Ottawa Public Health has issued a frostbite advisory for Monday and New Year's Eve.
The temperature is expected to hover around -16 C with a windchill of close to -30 C, Environment Canada predicts.
As of 2:30 p.m. ET Monday it was -17 C with a windchill of -27 C.
Skies are expected to clear throughout the morning with west winds of about 30 kilometres per hour, gusting at times to 50 km/h. The winds should die down in the later afternoon.
Overnight, the weather agency expects winds up to 15 km/h with a low of -23 C and a wind chill of -27 C.
On Tuesday, the high is once again expected to hit -16 C with periods of snow beginning early in the morning and ending early in the evening.
At -15 C, hypothermia becomes an increasing concern and when the wind chill reaches -35 C or colder, exposed skin can freeze in as little as 10 minutes, Ottawa Public Health said in a notice posted on the city's website.
It said elderly people, children, infants, the homeless, newcomers to Canada, outdoor workers and sport enthusiasts are the most susceptible.
Outreach groups busy
The Ottawa Mission is one place where the city's homeless population of more than 7,000 can come in from the cold, but space is limited. It's able to accommodate around 260 people.
"A lot of our people suffer from mental health issues and they just don't like crowds as it is," said the Mission's executive director Peter Tilley.
"Right now we're trying to ask people to stay inside and not walk the streets."
Alex Marinos said he used the Mission during the nearly two years he lived on Ottawa's streets.
"I have seen people under bridges in this temperature, it's unbelievable," he said.
Experts say about 100 people die in Canada every year from exposure to the cold, most of them homeless.
"They are no doubt the the people that are affected by these very cold conditions, and it's not just the deaths," said David Phillips, a spokesman for Environment Canada.
"People can suffer from frostbite or hypothermia."
The Ottawa Mission said it's asking for donations of coats, gloves and boots to help.
'Frost quakes' rumble through southern, eastern Ontario
Another side effect of the quick drop in temperatures is what is known as "frost quakes."
Environment Canada says that when the ground becomes saturated with water and then there's a warm spell followed immediately by a cold snap, the pressure can cause rocks or soil to crack, causing a loud boom.
Phillips said frost quakes were reported from Kitchener to Ottawa on Monday.
"They're what we call frost quakes or 'cryoseisms' in the technical language, but they're really just large pieces of ice below the surface that when extra cold, will crack," he said.

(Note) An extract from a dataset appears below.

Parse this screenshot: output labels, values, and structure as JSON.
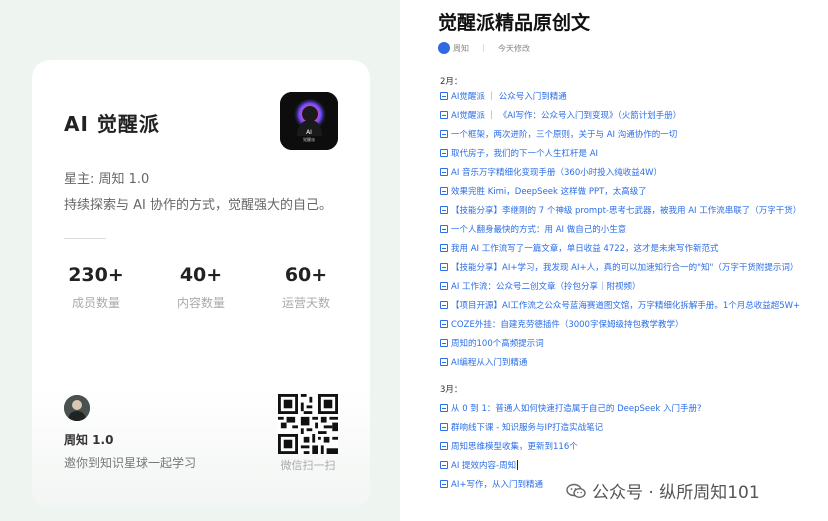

"It provides a sound and maybe a little bit of movement, I certainly heard them but I didn't feel them."
Phillips said frost quakes won't cause any real damage — they're just loud.